Telecommunications services between locations in Texas are subject to state and local sales tax, whereas most interstate telecommunications services are only subject to state sales tax. Mobile telecommunications services are subject to state and local sales tax based on the place of primary use.
"Telecommunications services" is broadly defined as electronic transmission or reception of sounds, data, and information and is not limited to current technology. The definition includes newer methods of sending and receiving signals that may be introduced in the future.
Telecommunications services that are subject to both state and local sales tax include such things as:
Interstate long-distance telephone calls that originate from and that are billed to a telephone number or billing or service address in Texas are only subject to state sales tax. (Mobile telecommunications services are not considered interstate long-distance telephone calls, and the tax treatment is explained below).
Some telecommunications services are not taxable, such as services purchased for resale and interstate long-distance telephone calls that originate outside of Texas.
On bills and invoices, charges for taxable telecommunications services must be separately stated from charges for non-taxable services. If these charges are not separately stated, then the total charge may be taxable. Hotels, motels, and owners and lessors of office or residential developments that contract and pay for telecommunications services to resell those services to their guests or tenants are required to collect sales tax on their charges for telecommunications services.
A telecommunications service provider must pay tax on equipment that it uses to provide the taxable service and that it does not transfer to its customers. If the equipment is transferred to a customer as part of the taxable service, however, the service provider can give its supplier a resale certificate in lieu of tax. For example, a telephone company must pay tax on switches it uses to provide service, but can buy automatic dialers tax-free if those dialers are given to customers as part of the service.
The governing body of a city, county, transit authority, or special purpose district may vote to impose local sales tax on telecommunications services, but not on interstate long-distance telephone calls.
The local sales tax is based on where the call originates. If the origin of the call cannot be determined, the local tax is based on where the call is billed. Local sales tax on mobile telecommunications services is determined differently.
Beginning with billing cycles on or after August 1, 2002, state and local sales taxes on mobile telecommunications services - such as cell phone and paging services - are based on the customer's street address.
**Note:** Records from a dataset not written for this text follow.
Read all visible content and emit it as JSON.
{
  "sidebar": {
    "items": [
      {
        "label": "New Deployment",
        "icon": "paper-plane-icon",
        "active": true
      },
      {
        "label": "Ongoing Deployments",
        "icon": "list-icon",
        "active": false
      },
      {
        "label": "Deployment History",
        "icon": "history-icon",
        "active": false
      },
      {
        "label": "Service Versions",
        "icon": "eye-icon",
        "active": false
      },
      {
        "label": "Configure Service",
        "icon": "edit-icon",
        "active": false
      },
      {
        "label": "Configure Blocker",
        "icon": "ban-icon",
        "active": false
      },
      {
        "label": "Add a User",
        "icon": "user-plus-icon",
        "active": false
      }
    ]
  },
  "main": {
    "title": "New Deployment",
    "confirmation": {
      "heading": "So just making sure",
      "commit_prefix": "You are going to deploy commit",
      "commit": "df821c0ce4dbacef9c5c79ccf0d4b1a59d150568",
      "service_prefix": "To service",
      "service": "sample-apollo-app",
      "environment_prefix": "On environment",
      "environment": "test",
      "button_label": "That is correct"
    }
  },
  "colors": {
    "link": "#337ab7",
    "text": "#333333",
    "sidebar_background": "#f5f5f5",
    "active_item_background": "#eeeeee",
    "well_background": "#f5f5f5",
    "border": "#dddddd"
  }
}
A customer who buys mobile telecommunications services for use by another person, such as a child going to college or an employee at a different location, pays state and local sales taxes based on the user's street address.
Because of this new law, the location from which a mobile call originates or terminates is no longer a factor. Texas customers pay state sales and local sales tax on all mobile telecommunications services, including charges for calls made while traveling outside of Texas. Texas customers owe local sales tax if their place of primary use is inside a city, county, special purpose district, or transit authority that imposes sales tax on telecommunications services. Out-of-state customers do not owe Texas taxes.
In 2015, the Texas Legislature passed House Bill 855, which requires state agencies to publish a list of the three most commonly used Web browsers on their websites. The Texas Comptroller’s most commonly used Web browsers are Google Chrome, Microsoft Internet Explorer and Apple Safari.